### WHAT IS NEEDED
Write out the records below once more, exactly as they stand.

---------------

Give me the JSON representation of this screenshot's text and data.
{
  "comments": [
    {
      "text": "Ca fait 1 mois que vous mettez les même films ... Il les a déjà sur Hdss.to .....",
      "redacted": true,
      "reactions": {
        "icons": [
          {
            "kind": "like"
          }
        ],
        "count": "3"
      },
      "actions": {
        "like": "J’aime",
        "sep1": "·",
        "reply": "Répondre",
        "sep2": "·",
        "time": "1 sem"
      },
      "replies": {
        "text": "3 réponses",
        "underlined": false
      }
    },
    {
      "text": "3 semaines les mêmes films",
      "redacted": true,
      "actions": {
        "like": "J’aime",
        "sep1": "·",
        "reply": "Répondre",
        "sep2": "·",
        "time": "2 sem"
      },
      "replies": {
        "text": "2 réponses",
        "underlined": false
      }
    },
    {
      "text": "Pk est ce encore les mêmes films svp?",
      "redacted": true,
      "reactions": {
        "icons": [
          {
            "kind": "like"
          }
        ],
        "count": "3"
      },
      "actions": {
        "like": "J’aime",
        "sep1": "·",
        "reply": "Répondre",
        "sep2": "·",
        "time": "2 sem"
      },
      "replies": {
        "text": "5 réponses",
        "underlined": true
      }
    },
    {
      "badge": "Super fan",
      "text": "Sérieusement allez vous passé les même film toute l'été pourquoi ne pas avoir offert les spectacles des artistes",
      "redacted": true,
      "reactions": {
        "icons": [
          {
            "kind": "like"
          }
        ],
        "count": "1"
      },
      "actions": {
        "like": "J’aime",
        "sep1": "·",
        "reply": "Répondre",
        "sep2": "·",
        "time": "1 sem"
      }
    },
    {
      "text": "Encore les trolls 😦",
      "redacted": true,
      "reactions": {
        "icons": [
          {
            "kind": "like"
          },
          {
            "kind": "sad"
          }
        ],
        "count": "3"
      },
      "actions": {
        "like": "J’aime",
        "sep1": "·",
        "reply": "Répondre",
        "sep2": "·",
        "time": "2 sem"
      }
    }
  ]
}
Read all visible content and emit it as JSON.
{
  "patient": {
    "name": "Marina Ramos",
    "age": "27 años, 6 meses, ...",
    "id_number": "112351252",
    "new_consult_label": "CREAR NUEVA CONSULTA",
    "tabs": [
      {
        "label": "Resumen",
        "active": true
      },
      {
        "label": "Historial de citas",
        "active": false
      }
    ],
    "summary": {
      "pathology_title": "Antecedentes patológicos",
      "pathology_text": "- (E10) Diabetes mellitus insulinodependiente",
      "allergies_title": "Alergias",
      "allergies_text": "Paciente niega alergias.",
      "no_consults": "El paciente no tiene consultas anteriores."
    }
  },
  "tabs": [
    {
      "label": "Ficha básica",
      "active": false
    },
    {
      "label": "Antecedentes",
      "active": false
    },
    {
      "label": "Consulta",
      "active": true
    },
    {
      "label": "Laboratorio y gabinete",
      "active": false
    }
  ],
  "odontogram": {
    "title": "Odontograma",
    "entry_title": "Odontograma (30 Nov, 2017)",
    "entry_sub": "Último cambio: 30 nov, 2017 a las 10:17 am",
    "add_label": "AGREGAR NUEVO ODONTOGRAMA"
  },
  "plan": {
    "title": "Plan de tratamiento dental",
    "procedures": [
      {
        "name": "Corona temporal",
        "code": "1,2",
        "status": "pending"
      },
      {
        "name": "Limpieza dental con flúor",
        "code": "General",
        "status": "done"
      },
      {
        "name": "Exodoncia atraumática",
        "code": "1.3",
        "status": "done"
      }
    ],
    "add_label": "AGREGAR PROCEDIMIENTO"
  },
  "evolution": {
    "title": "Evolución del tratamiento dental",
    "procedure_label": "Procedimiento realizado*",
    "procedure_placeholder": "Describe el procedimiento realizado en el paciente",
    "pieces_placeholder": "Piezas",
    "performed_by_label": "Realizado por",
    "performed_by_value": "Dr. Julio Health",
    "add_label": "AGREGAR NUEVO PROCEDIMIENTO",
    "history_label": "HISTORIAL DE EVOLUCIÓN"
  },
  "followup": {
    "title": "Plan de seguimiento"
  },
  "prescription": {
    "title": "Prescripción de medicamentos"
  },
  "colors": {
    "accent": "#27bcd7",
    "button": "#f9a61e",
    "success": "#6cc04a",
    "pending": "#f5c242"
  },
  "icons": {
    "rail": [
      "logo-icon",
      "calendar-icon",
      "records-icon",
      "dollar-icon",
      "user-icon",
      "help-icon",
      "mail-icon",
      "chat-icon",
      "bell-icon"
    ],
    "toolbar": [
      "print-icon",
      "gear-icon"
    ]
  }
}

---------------

### TASK OUTPUT
Give me the JSON representation of this screenshot's text and data.
{
  "comments": [
    {
      "text": "Ca fait 1 mois que vous mettez les même films ... Il les a déjà sur Hdss.to .....",
      "redacted": true,
      "reactions": {
        "icons": [
          {
            "kind": "like"
          }
        ],
        "count": "3"
      },
      "actions": {
        "like": "J’aime",
        "sep1": "·",
        "reply": "Répondre",
        "sep2": "·",
        "time": "1 sem"
      },
      "replies": {
        "text": "3 réponses",
        "underlined": false
      }
    },
    {
      "text": "3 semaines les mêmes films",
      "redacted": true,
      "actions": {
        "like": "J’aime",
        "sep1": "·",
        "reply": "Répondre",
        "sep2": "·",
        "time": "2 sem"
      },
      "replies": {
        "text": "2 réponses",
        "underlined": false
      }
    },
    {
      "text": "Pk est ce encore les mêmes films svp?",
      "redacted": true,
      "reactions": {
        "icons": [
          {
            "kind": "like"
          }
        ],
        "count": "3"
      },
      "actions": {
        "like": "J’aime",
        "sep1": "·",
        "reply": "Répondre",
        "sep2": "·",
        "time": "2 sem"
      },
      "replies": {
        "text": "5 réponses",
        "underlined": true
      }
    },
    {
      "badge": "Super fan",
      "text": "Sérieusement allez vous passé les même film toute l'été pourquoi ne pas avoir offert les spectacles des artistes",
      "redacted": true,
      "reactions": {
        "icons": [
          {
            "kind": "like"
          }
        ],
        "count": "1"
      },
      "actions": {
        "like": "J’aime",
        "sep1": "·",
        "reply": "Répondre",
        "sep2": "·",
        "time": "1 sem"
      }
    },
    {
      "text": "Encore les trolls 😦",
      "redacted": true,
      "reactions": {
        "icons": [
          {
            "kind": "like"
          },
          {
            "kind": "sad"
          }
        ],
        "count": "3"
      },
      "actions": {
        "like": "J’aime",
        "sep1": "·",
        "reply": "Répondre",
        "sep2": "·",
        "time": "2 sem"
      }
    }
  ]
}
Read all visible content and emit it as JSON.
{
  "patient": {
    "name": "Marina Ramos",
    "age": "27 años, 6 meses, ...",
    "id_number": "112351252",
    "new_consult_label": "CREAR NUEVA CONSULTA",
    "tabs": [
      {
        "label": "Resumen",
        "active": true
      },
      {
        "label": "Historial de citas",
        "active": false
      }
    ],
    "summary": {
      "pathology_title": "Antecedentes patológicos",
      "pathology_text": "- (E10) Diabetes mellitus insulinodependiente",
      "allergies_title": "Alergias",
      "allergies_text": "Paciente niega alergias.",
      "no_consults": "El paciente no tiene consultas anteriores."
    }
  },
  "tabs": [
    {
      "label": "Ficha básica",
      "active": false
    },
    {
      "label": "Antecedentes",
      "active": false
    },
    {
      "label": "Consulta",
      "active": true
    },
    {
      "label": "Laboratorio y gabinete",
      "active": false
    }
  ],
  "odontogram": {
    "title": "Odontograma",
    "entry_title": "Odontograma (30 Nov, 2017)",
    "entry_sub": "Último cambio: 30 nov, 2017 a las 10:17 am",
    "add_label": "AGREGAR NUEVO ODONTOGRAMA"
  },
  "plan": {
    "title": "Plan de tratamiento dental",
    "procedures": [
      {
        "name": "Corona temporal",
        "code": "1,2",
        "status": "pending"
      },
      {
        "name": "Limpieza dental con flúor",
        "code": "General",
        "status": "done"
      },
      {
        "name": "Exodoncia atraumática",
        "code": "1.3",
        "status": "done"
      }
    ],
    "add_label": "AGREGAR PROCEDIMIENTO"
  },
  "evolution": {
    "title": "Evolución del tratamiento dental",
    "procedure_label": "Procedimiento realizado*",
    "procedure_placeholder": "Describe el procedimiento realizado en el paciente",
    "pieces_placeholder": "Piezas",
    "performed_by_label": "Realizado por",
    "performed_by_value": "Dr. Julio Health",
    "add_label": "AGREGAR NUEVO PROCEDIMIENTO",
    "history_label": "HISTORIAL DE EVOLUCIÓN"
  },
  "followup": {
    "title": "Plan de seguimiento"
  },
  "prescription": {
    "title": "Prescripción de medicamentos"
  },
  "colors": {
    "accent": "#27bcd7",
    "button": "#f9a61e",
    "success": "#6cc04a",
    "pending": "#f5c242"
  },
  "icons": {
    "rail": [
      "logo-icon",
      "calendar-icon",
      "records-icon",
      "dollar-icon",
      "user-icon",
      "help-icon",
      "mail-icon",
      "chat-icon",
      "bell-icon"
    ],
    "toolbar": [
      "print-icon",
      "gear-icon"
    ]
  }
}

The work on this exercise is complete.